After seven gruelling weeks one amateur cook’s dream of lifting the coveted MasterChef trophy is about to come true. Yep, it’s final week of the hit BBC1 cookery competition with the day (or should that be dish) of reckoning here for the remaining five contestants.



TV Times chats to John Torode, who isn’t telling but promises us a fitting finale….



Having survived the toughest culinary challenges of their lives – cook-offs, professional lunch services, even the wrath of formidable perfectionist Monica Galetti – surely this week can’t get much harder?

“Oh, you have no idea. It’s MasterChef – it’s life-changing TV. It’s never going to be an easy ride.”



What’s this series been like for you this year?

“It’s been an exciting one. What’s great is that the British public has grabbed hold of it again. Everyone’s watching it, everyone’s talking about it. To be doing a show that’s still getting six million viewers after 11 series is pretty special. And that’s credit to so many people.”



So what makes the show a success?

“Gregg Wallace and I are who people see but there’s the guy who knocks on our dressing room doors to say we’re ready to film, and the soundman who likes to rip hairs off my chest when taking my microphone off. And, of course, the people who have the guts to fill in that form and come on MasterChef. They keep the show a success.”



Why have you found this series to be the most inspirational yet?

“Because the food they’re cooking is from all over the world. We’re seeing Japanese dumplings, popping candy, fortune cookies – it reflects how people are changing the way they cook, the way they eat.

“Like young Pete cooking amazing Japanese street food – he’s never even been to Japan! But he’s learnt his craft from YouTube, Twitter, going to food markets.



“It’s great to see international food is now the norm – great for us to taste it too. Although I have to say, I’ve had to eat a lot of muck to get to the good stuff we’re at now in final week!”

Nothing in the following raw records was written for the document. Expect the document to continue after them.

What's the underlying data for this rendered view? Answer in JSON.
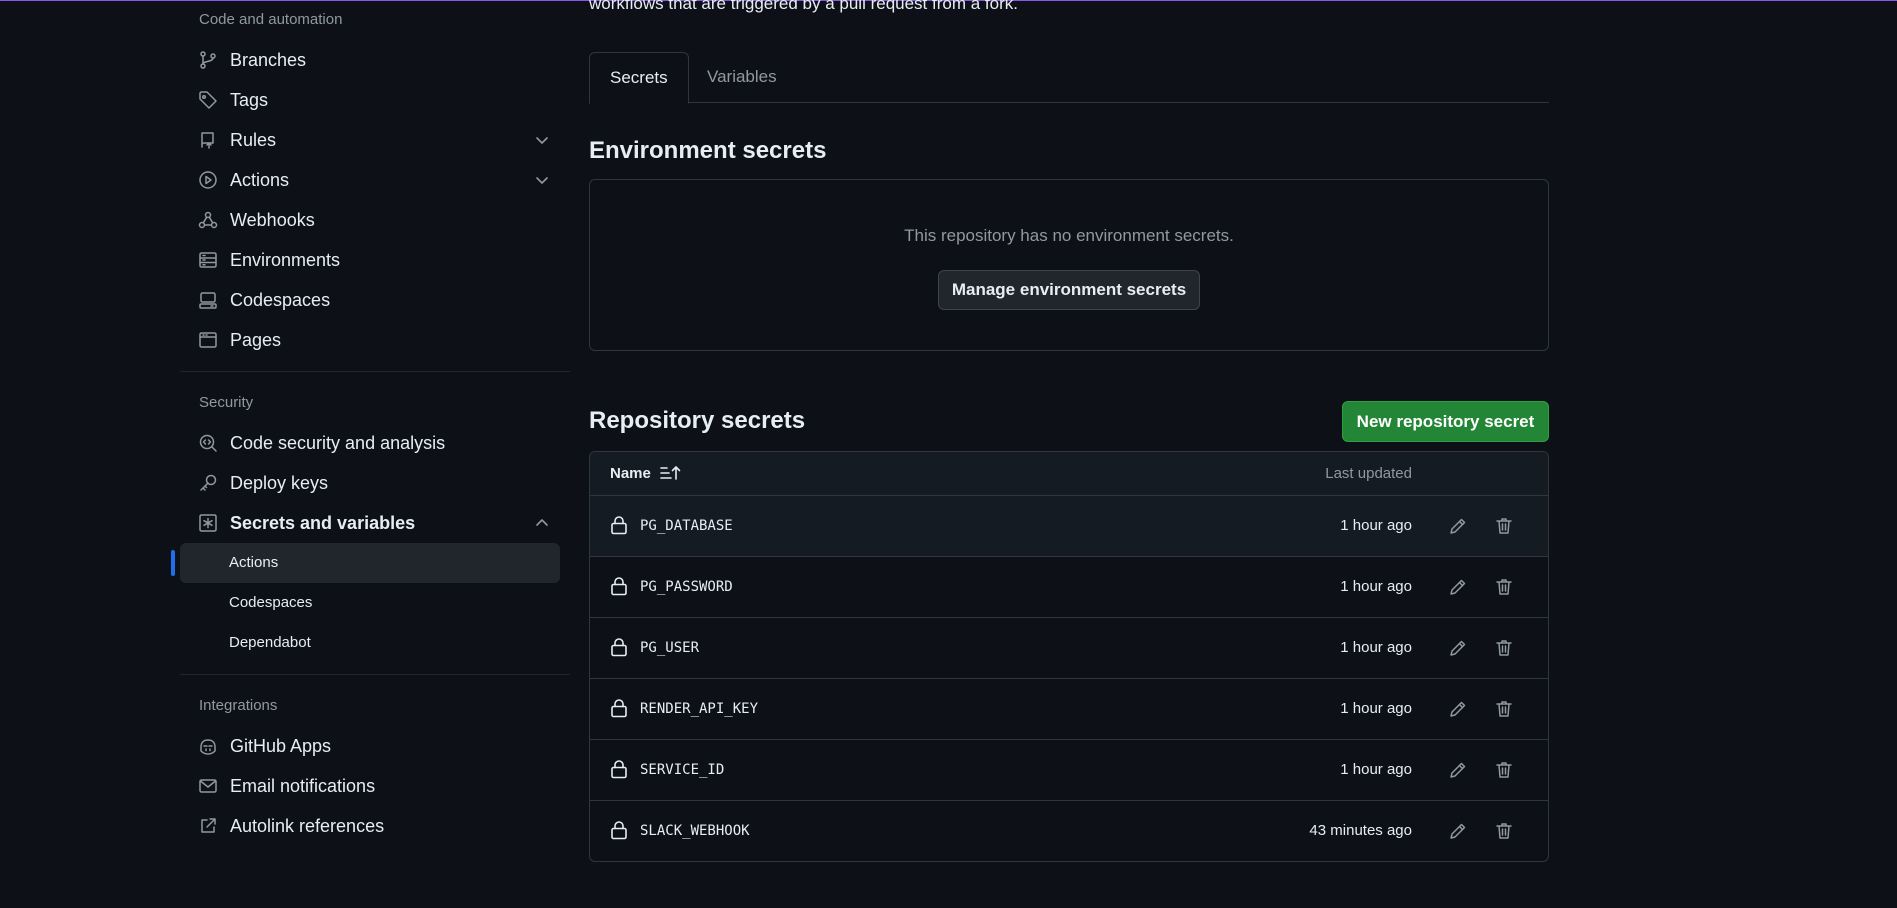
{
  "sidebar": {
    "code_heading": "Code and automation",
    "code_items": [
      {
        "label": "Branches",
        "icon": "git-branch-icon"
      },
      {
        "label": "Tags",
        "icon": "tag-icon"
      },
      {
        "label": "Rules",
        "icon": "repo-push-icon",
        "expandable": true
      },
      {
        "label": "Actions",
        "icon": "play-icon",
        "expandable": true
      },
      {
        "label": "Webhooks",
        "icon": "webhook-icon"
      },
      {
        "label": "Environments",
        "icon": "server-icon"
      },
      {
        "label": "Codespaces",
        "icon": "codespaces-icon"
      },
      {
        "label": "Pages",
        "icon": "browser-icon"
      }
    ],
    "security_heading": "Security",
    "security_items": [
      {
        "label": "Code security and analysis",
        "icon": "codescan-icon"
      },
      {
        "label": "Deploy keys",
        "icon": "key-icon"
      },
      {
        "label": "Secrets and variables",
        "icon": "asterisk-icon",
        "expanded": true
      }
    ],
    "secrets_sub_items": [
      {
        "label": "Actions",
        "active": true
      },
      {
        "label": "Codespaces"
      },
      {
        "label": "Dependabot"
      }
    ],
    "integrations_heading": "Integrations",
    "integrations_items": [
      {
        "label": "GitHub Apps",
        "icon": "copilot-icon"
      },
      {
        "label": "Email notifications",
        "icon": "mail-icon"
      },
      {
        "label": "Autolink references",
        "icon": "link-external-icon"
      }
    ]
  },
  "main": {
    "intro_text": "workflows that are triggered by a pull request from a fork.",
    "tabs": [
      {
        "label": "Secrets",
        "selected": true
      },
      {
        "label": "Variables"
      }
    ],
    "env_secrets": {
      "heading": "Environment secrets",
      "empty_message": "This repository has no environment secrets.",
      "manage_button": "Manage environment secrets"
    },
    "repo_secrets": {
      "heading": "Repository secrets",
      "new_button": "New repository secret",
      "columns": {
        "name": "Name",
        "updated": "Last updated"
      },
      "rows": [
        {
          "name": "PG_DATABASE",
          "updated": "1 hour ago"
        },
        {
          "name": "PG_PASSWORD",
          "updated": "1 hour ago"
        },
        {
          "name": "PG_USER",
          "updated": "1 hour ago"
        },
        {
          "name": "RENDER_API_KEY",
          "updated": "1 hour ago"
        },
        {
          "name": "SERVICE_ID",
          "updated": "1 hour ago"
        },
        {
          "name": "SLACK_WEBHOOK",
          "updated": "43 minutes ago"
        }
      ]
    }
  },
  "colors": {
    "background": "#0d1117",
    "accent_blue": "#1f6feb",
    "primary_green": "#238636",
    "muted_text": "#9198a1"
  }
}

So what can you tell us about the 2015 MasterChef winner?

“It’s a really pleasant surprise. They step up and push themselves that little bit extra, that little bit more. It’s like Ping, last year’s winner – who’d have thought a bowl of soup with liver would clinch it? That’s what’s great about MasterChef – expect the unexpected.”



What are your personal highlights from this series?

“I thought the new Reinvention Tests in the heats were great because they showed resilience. Like Fran, whose chicken dish wasn’t picked as a favourite so she had to cook for us again. She came back fighting with a chicken, tarragon and fennel pie that was truly delicious. That’s someone I want in the competition. Someone who in the face of adversity can show what they’re made of.



“Cooking at London’s Typing Room restaurant and at Theo Randall at the Intercontinental was a real game-changer for those who got to knockout week.  Their mindset changed: they were under real pressure in a real restaurant with a first-class reputation. The kitchen in the Typing Room was tiny so they had to be so precise and use processes like dehydrating sauces that they’d never done before. Brilliant to watch.”



What was it like working with Monica?

“I’d never worked with Monica before, but let me tell everyone out there, she’s as scary as she sounds! If you do a good job, you get praise – do it wrong and beware the wrath of Monica!



“She was great as a guest judge and the look on the contestants faces when they saw her was priceless. She’s got a reputation that lady and it’s well deserved. Boy, can she cook. A real treat to have on.”